I would imagine the best discount would be on a car held in stock by the dealer. My car was built to order as I decided if buying a new car that i intended to keep a long while I’d get the the colour and specification I wanted. At the time I believe I still got a good deal, with a 24% discount. I came away happy and I suppose that is what matters 🙂

In stock by the dealer is what I meant. What I’ve done in the past is to look at what dealers within 150 miles have in stock. I once test drove a car discussed prices and specifications and found a better deal on the same model and colour at another dealer about 60 miles away. I paid a deposit and then came home to find an email and numerous phone messages apologising that another salesman had sold it. 🙁 I went back to the local dealer.

Back on topic, Stuart has done well with his Which? Legal subscription. If he had the use of the car that he bought before EMG agreed to the refund the company will have lost out. We have not been told whether this was a new or secondhand car.

Helen says:
3 July 2020

I bought a new car in October (my previous one was stolen) from a local dealer. I wanted the top spec and they had a model in the showroom with only 8 miles on the clock and new number plate. I took It for a test drive and decided to buy. Turned out it was Classed as a pre reg so l had to wait 12 weeks before l could drive it away, and as l was then registered as the 2nd owner I had to remember to state it was not a “new car” when getting gap and normal insurance which felt weird – but it was worth the huge saving on the price. Wish I had done this with my previous brand new cars.

If you sold the car soon after purchase you might find that it is worth less than if you were the first owner but the longer you own it the less significant that this will be. I have been told that dealers register cars in this way to meet targets. Enjoy your new car.

I was desperate for settee protectors as my foster cat is scratching the furniture. I saw what I thought was ideal illustrated on Wish shopping site. The items came, with no paperwork, no return address & 4 boxes 3″ long. Unroll it stick it on the sofa which is material & with in 2 hours falls off. The fabric one received has come with nothing to attach it. The whole thing is from China. On line shopping needs to say where the firm is based. I’ve wasted £15!
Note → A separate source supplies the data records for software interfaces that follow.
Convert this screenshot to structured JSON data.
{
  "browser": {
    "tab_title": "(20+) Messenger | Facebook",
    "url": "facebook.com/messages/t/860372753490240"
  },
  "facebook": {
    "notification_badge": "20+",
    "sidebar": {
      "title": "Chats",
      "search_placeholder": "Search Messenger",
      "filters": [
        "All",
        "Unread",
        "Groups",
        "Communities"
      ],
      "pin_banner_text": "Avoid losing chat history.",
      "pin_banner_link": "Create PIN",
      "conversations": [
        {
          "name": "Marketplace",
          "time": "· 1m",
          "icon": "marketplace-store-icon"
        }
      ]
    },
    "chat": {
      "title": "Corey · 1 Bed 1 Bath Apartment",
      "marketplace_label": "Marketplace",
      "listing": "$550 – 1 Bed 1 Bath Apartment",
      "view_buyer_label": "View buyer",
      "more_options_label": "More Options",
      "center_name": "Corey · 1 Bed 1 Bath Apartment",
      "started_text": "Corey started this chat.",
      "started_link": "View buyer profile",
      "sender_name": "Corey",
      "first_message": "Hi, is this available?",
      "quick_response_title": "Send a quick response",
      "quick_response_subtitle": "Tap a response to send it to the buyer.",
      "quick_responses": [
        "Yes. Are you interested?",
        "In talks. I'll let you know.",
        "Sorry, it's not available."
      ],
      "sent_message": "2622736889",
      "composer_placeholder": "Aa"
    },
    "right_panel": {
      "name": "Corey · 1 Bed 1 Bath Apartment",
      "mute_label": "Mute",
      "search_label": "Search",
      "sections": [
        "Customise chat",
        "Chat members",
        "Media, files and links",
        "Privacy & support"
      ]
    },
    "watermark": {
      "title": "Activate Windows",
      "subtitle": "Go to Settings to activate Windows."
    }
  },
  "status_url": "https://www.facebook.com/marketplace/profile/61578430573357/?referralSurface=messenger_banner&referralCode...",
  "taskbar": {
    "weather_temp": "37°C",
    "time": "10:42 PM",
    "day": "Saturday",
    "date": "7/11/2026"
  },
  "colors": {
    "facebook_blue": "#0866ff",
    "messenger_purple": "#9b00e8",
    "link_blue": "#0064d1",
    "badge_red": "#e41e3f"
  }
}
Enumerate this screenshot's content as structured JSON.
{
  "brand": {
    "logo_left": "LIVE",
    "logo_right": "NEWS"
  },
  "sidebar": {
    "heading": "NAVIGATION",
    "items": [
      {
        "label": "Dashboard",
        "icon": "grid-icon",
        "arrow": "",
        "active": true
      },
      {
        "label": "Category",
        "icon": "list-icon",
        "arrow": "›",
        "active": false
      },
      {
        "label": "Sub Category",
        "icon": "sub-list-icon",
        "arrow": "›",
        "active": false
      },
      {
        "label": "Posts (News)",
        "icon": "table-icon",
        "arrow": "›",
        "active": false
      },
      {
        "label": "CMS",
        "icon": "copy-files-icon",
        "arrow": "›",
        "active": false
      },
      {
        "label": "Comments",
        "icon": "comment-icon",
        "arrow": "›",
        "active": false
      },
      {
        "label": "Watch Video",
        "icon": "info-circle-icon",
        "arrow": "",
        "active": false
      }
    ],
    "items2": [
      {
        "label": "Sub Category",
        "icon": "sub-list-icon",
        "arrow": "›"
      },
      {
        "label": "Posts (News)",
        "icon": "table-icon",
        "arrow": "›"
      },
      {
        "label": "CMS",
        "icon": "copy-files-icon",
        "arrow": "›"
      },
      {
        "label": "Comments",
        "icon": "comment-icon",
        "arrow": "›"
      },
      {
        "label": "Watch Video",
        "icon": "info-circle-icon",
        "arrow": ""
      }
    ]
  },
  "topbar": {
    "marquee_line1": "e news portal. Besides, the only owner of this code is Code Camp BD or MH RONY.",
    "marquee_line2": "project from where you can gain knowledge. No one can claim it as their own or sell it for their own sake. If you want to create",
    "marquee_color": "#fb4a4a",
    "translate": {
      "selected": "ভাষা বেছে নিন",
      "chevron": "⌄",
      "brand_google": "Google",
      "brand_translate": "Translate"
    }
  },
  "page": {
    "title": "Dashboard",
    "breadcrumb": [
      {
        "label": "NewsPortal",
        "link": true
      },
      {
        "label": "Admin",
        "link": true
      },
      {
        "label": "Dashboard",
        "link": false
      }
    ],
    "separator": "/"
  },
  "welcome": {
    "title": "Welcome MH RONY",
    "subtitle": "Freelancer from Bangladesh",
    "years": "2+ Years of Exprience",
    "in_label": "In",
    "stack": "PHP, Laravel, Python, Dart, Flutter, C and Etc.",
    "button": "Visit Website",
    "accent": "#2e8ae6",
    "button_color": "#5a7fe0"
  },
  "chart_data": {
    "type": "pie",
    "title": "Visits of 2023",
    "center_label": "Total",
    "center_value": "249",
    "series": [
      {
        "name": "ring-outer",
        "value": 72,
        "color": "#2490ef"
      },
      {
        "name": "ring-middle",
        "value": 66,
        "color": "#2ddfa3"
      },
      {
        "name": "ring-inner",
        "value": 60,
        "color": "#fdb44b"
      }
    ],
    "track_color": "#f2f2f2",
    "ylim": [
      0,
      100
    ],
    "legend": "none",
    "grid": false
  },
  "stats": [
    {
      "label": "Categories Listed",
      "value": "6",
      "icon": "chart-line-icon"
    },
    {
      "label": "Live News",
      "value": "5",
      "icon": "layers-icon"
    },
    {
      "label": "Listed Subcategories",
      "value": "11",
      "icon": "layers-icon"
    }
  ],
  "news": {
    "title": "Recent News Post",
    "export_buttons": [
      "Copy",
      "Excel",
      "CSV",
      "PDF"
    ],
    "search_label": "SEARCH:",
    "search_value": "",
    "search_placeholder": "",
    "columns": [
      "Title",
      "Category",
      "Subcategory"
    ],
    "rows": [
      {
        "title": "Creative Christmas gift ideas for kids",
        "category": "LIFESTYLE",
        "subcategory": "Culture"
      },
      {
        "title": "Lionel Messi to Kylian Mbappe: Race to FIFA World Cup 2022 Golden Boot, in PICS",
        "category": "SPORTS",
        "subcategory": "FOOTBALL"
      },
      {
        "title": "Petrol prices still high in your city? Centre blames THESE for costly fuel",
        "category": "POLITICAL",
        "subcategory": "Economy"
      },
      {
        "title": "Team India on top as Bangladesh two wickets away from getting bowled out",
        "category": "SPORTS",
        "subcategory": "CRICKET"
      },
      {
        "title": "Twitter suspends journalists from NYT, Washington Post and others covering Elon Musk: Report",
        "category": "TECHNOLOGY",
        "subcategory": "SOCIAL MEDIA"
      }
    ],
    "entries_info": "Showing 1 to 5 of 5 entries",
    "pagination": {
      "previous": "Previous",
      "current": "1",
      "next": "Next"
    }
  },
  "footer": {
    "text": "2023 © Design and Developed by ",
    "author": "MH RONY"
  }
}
Janet I have come across ‘Wish’ a few times when searching for various things but have avoided them as their prices always seem too good to be true. Your post had just confirmed my suspicions.